__Exercise objective__: Where the word "version" appears in a line below, copy the whole line.

__Entries taken from a collection__:
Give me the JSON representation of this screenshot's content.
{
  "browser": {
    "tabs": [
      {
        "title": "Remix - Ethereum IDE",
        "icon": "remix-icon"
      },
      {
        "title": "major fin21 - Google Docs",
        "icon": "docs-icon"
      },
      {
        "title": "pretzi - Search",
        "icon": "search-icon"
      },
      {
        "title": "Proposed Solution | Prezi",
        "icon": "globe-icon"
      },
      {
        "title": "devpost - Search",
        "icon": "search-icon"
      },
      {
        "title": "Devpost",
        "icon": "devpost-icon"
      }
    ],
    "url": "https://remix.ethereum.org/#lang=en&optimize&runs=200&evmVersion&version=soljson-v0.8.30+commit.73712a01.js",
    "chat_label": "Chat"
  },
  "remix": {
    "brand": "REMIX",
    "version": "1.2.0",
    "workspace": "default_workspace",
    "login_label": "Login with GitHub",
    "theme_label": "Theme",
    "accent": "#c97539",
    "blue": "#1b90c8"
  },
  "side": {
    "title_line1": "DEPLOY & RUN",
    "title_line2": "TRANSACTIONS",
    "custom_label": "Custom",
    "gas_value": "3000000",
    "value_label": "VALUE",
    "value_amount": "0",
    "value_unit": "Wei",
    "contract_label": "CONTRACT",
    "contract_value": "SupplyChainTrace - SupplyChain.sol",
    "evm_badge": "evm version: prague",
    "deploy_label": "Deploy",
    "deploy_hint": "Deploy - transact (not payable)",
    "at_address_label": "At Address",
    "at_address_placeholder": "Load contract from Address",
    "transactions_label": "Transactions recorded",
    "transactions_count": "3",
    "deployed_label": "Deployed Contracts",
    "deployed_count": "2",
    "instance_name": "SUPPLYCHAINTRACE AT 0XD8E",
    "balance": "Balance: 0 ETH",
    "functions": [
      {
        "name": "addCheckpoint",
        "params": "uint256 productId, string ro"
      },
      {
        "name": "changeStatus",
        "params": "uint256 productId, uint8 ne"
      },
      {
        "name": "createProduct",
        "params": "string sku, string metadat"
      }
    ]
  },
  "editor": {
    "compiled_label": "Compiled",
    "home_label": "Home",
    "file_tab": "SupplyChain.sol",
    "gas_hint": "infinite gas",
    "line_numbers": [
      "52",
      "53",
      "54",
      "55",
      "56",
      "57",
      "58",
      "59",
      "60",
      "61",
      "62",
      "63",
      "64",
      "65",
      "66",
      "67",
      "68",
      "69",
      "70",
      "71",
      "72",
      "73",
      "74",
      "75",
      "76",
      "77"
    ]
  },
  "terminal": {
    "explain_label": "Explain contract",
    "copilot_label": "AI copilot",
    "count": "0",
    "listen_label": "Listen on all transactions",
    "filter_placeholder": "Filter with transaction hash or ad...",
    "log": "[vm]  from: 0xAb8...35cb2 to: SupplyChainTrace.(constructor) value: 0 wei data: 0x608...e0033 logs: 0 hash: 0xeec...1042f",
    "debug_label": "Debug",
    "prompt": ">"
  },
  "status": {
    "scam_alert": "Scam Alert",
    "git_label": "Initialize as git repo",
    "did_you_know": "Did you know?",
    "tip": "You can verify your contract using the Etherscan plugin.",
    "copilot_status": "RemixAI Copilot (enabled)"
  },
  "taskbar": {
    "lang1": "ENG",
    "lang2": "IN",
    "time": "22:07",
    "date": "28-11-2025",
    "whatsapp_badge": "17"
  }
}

__Exercise answer__:
    "url": "https://remix.ethereum.org/#lang=en&optimize&runs=200&evmVersion&version=soljson-v0.8.30+commit.73712a01.js",
    "version": "1.2.0",
    "evm_badge": "evm version: prague",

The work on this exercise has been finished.